* WHAT IS EXPECTED *
Copy each line of the records that includes "ORDERED".

>>

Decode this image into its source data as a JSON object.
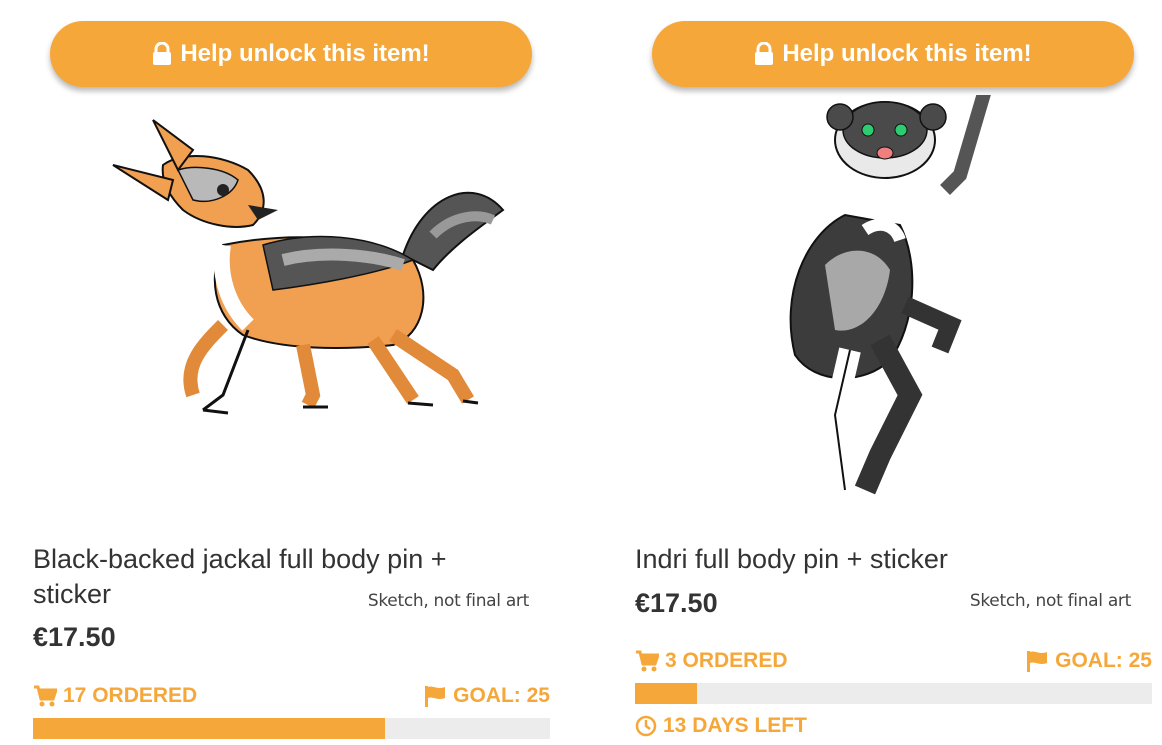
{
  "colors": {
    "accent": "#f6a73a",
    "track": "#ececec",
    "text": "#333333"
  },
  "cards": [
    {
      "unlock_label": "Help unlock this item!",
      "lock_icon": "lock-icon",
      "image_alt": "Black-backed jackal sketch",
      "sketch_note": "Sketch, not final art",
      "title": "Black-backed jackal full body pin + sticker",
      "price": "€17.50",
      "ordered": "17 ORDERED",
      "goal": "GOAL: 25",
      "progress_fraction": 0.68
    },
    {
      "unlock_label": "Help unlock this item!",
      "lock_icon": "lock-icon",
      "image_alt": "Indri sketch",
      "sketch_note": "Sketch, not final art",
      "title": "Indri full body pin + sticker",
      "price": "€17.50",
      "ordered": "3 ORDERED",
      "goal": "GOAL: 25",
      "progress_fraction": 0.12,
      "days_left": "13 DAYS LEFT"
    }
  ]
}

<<
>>

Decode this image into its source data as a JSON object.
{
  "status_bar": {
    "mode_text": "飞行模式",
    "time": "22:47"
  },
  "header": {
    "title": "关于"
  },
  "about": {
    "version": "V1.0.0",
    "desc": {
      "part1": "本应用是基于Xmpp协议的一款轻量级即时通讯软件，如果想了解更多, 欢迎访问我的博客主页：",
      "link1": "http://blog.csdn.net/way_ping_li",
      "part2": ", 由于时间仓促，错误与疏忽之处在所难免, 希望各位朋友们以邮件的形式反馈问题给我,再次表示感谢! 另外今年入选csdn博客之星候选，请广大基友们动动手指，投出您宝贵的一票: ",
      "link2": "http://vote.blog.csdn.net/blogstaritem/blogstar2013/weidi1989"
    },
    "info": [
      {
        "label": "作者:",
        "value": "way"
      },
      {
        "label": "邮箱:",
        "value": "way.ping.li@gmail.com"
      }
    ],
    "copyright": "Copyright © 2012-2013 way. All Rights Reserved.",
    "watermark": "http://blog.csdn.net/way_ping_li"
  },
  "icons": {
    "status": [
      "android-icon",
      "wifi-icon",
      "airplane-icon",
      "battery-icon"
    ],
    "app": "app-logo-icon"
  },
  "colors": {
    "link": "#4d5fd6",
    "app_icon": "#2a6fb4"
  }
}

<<

* PROBLEM SOLUTION *
      "ordered": "17 ORDERED",
      "ordered": "3 ORDERED",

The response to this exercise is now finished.